The White Tiger (also known as the White Bengal Tiger) is a subspecies of Tiger, found throughout the Indian subcontinent. Although the range of the White Tiger is historically very large, these animals are incredibly rare as their colouration is dependent on a defective, recessive gene that is passed on from their parents. Over the past couple of centuries the White Tiger has become even rarer in the wild due to trophy hunting or capture for the exotic pet trade, with there having been no recorded sightings of these elusive predators for the past 50 years. Today, the White Tiger can still be found in a handful of zoos and animal sanctuaries around the world with these large and beautiful felines often being the star attraction. Along with the Bengal Tiger, the White Tiger is considered to be the second largest species of Tiger in the world after the Siberian Tiger.
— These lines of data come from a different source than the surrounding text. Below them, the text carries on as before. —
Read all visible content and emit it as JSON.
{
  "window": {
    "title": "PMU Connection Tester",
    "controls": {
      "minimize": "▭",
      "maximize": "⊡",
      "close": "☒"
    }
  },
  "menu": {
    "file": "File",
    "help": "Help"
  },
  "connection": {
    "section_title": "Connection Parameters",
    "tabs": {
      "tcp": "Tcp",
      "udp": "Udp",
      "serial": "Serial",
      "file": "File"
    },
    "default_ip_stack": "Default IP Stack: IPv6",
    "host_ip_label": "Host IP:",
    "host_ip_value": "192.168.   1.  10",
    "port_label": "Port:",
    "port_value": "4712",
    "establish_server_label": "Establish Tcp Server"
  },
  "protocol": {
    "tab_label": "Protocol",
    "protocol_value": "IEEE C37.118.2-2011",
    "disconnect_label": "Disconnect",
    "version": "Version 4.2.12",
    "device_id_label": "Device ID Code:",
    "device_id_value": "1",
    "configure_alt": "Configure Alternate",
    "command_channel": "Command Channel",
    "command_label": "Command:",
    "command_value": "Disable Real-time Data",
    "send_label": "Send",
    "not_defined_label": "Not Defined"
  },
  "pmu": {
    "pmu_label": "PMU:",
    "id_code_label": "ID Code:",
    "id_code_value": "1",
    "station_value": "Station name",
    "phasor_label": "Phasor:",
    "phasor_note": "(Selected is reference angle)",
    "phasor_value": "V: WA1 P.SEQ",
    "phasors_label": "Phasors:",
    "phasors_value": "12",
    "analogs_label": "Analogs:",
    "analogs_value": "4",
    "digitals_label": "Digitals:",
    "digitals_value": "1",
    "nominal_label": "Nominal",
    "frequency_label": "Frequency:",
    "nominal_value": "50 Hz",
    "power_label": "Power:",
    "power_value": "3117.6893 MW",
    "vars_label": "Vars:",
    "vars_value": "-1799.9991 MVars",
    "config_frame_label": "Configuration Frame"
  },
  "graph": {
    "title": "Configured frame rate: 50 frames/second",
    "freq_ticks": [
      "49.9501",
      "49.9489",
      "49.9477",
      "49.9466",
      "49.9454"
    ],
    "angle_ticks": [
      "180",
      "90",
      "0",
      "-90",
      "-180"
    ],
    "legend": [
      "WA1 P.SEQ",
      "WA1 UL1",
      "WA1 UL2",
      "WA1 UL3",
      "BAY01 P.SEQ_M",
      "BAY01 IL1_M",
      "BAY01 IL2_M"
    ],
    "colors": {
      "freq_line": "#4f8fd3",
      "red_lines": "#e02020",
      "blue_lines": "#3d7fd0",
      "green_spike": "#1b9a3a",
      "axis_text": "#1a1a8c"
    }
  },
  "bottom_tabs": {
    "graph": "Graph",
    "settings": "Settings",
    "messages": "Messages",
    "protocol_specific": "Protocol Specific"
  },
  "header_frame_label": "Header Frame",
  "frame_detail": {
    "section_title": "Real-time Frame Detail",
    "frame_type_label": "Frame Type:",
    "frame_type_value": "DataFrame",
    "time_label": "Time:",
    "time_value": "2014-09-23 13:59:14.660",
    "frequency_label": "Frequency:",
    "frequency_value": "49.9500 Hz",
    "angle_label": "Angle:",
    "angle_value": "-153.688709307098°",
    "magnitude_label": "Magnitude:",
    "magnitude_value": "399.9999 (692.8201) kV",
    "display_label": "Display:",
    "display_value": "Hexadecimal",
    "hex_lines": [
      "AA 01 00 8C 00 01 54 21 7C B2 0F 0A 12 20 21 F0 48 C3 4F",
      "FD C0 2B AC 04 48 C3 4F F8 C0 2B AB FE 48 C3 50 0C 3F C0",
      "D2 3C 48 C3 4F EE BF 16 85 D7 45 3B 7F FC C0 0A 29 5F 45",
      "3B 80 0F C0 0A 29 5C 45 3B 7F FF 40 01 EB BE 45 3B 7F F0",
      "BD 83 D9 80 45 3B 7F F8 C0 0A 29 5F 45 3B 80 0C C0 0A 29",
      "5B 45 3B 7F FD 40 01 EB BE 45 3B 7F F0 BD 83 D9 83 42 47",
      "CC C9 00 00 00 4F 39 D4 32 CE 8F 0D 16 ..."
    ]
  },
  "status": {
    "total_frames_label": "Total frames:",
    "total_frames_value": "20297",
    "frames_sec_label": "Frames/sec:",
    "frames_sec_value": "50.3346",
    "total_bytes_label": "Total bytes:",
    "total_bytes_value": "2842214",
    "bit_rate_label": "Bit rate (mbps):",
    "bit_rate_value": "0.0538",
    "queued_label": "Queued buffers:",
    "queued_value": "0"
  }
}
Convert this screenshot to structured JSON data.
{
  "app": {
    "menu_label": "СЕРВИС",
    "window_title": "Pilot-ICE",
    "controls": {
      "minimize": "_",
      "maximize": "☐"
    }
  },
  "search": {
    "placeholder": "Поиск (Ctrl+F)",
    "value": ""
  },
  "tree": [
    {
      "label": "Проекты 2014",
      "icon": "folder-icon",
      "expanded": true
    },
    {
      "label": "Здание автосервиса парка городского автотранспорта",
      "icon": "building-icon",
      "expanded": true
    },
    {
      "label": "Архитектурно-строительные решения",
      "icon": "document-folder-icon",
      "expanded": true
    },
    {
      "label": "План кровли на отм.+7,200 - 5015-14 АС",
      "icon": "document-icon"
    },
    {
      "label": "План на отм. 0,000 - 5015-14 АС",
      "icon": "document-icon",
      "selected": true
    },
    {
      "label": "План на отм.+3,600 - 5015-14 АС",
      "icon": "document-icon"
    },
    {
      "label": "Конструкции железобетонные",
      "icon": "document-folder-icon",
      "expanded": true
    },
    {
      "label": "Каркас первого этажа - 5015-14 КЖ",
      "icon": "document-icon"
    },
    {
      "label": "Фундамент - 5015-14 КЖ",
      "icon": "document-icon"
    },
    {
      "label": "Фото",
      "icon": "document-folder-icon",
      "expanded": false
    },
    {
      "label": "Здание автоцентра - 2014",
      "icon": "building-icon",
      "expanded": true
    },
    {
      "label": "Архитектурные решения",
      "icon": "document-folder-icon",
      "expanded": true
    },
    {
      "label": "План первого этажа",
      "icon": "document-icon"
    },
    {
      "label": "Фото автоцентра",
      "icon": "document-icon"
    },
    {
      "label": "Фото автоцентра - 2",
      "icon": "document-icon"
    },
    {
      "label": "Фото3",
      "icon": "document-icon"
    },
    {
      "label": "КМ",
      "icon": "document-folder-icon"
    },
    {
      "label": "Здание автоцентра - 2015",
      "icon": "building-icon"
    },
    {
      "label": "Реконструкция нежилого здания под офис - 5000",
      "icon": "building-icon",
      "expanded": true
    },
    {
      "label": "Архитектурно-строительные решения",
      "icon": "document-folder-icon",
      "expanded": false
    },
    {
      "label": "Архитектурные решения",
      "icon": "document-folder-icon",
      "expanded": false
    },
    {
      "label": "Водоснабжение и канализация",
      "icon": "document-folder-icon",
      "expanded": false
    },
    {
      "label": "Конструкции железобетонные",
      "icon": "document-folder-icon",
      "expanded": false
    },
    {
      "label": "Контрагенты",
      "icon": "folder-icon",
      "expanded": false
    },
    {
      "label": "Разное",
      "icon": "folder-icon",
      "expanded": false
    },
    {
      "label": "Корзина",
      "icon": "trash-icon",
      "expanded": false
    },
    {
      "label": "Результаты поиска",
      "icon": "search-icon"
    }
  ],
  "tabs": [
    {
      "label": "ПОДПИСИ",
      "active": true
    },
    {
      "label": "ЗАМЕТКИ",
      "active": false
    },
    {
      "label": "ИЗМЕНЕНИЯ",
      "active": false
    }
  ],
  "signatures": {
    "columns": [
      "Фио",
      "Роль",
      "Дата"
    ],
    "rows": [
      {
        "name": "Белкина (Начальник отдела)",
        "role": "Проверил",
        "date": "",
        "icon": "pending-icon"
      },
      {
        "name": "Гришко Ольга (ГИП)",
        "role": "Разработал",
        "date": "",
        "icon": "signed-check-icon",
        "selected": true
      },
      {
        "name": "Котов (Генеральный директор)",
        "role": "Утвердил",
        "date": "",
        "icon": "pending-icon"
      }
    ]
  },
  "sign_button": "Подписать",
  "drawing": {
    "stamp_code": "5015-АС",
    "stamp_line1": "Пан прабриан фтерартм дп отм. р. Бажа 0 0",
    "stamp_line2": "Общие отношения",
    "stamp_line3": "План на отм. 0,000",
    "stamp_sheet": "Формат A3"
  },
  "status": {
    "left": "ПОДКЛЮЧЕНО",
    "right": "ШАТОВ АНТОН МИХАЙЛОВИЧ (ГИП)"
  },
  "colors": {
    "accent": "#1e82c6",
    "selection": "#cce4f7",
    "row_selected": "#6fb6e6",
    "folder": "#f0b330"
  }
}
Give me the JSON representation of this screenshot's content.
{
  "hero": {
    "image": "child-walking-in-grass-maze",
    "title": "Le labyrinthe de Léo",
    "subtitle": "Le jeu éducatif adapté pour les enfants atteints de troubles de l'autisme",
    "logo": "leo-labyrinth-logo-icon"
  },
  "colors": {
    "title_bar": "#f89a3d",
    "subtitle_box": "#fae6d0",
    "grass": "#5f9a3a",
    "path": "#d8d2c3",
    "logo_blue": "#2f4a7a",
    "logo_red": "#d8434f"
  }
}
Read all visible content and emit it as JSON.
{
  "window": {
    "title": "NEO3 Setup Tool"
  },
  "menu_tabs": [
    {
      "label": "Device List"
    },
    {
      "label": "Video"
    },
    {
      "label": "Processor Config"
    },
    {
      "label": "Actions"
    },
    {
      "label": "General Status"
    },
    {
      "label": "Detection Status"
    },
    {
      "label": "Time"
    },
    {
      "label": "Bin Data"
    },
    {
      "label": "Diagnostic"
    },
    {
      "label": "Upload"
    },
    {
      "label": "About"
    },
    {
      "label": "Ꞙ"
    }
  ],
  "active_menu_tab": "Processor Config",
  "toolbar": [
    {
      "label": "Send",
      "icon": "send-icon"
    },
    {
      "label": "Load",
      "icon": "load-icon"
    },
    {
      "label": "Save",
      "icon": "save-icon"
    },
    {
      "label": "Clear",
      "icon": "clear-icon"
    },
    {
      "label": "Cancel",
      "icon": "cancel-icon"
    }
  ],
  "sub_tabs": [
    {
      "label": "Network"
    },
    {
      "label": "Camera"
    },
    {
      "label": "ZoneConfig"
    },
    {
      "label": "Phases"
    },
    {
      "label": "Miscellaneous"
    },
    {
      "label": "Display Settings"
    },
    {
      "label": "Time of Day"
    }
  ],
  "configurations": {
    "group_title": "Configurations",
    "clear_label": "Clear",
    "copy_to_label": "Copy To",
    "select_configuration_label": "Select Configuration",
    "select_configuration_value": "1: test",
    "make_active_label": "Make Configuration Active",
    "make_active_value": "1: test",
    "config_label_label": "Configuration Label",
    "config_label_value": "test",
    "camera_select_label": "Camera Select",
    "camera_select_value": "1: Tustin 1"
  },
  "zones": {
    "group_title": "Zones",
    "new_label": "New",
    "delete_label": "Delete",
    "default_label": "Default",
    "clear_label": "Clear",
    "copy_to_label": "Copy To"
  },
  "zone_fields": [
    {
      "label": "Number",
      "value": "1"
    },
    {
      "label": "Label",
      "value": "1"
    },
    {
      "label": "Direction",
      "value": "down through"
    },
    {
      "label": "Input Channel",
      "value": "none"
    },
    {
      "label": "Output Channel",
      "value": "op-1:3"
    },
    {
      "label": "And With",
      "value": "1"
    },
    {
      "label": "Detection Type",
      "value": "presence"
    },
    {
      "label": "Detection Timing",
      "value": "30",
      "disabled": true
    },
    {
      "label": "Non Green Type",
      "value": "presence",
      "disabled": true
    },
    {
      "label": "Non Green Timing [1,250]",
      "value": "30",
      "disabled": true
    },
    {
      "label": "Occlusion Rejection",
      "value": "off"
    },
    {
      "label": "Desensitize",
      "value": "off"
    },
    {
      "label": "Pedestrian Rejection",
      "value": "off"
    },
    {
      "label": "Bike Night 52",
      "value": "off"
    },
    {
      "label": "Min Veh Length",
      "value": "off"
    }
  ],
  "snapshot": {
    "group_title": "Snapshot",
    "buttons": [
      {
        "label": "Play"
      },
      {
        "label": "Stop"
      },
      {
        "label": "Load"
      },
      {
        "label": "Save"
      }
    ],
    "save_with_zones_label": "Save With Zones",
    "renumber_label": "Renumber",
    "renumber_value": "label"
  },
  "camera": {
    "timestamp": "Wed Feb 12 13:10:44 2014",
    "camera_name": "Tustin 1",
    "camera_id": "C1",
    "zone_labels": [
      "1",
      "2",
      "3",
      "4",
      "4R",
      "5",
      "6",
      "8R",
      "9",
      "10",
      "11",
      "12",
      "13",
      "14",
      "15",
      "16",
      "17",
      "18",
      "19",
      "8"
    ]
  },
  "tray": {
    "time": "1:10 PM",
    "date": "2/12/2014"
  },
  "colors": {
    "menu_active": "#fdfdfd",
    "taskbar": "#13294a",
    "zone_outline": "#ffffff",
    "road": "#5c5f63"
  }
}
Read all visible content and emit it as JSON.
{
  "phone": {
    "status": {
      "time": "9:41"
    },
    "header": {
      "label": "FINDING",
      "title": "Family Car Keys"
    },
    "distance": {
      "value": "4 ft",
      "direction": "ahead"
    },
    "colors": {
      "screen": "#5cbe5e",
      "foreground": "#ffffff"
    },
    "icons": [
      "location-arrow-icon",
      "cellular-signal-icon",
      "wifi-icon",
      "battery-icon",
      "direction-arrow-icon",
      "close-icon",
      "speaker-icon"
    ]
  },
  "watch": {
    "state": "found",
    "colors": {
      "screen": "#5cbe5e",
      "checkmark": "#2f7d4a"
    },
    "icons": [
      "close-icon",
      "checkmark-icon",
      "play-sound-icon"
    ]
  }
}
White Tiger Anatomy and Appearance
The White Tiger is a large and powerful animal that can weigh up to 300kg and reaches more than 3 meters in length. Unlike the white variations found in other animal species, the White Tiger is not an albino as they still carry some form of pigment that creates their fur colour, as some individuals are known to retain an orange tinge to their white coloured fur. Like other Tiger species, the White Tiger has black or dark brown stripes that run vertically along its body, the pattern of which is unique to both the Tiger species and the individual. Along with the change in fur colour, the gene carried by the White Tiger's parents also means that they have blue eyes rather than the green or yellow coloured eyes of normal Bengal Tigers. Despite the beauty of the White Tiger's fur, it does in fact give these individuals a disadvantage as they are not so easily camouflaged into the surrounding jungle.
The White Tiger would once have been found throughout much of India and the surrounding countries but their range has decreased dramatically, particularly over the past 100 years or so. Today the Bengal Tiger is found in small pockets of its natural habitat in India, Nepal, Bhutan and Bangladesh, and although populations are severely declining, they remain the most numerous Tiger species in the world. They are found in a variety of habitats including tropical forests, mangrove swamps and moist jungles that generally support dense vegetation and have a good source of fresh water. Although the White Tiger could once be found in the wild, it is very rare for the gene carrying parents to actually mate, and with the rapidly declining numbers of Bengal Tigers throughout their natural range, the chances of White Tigers being produced are becoming less every day.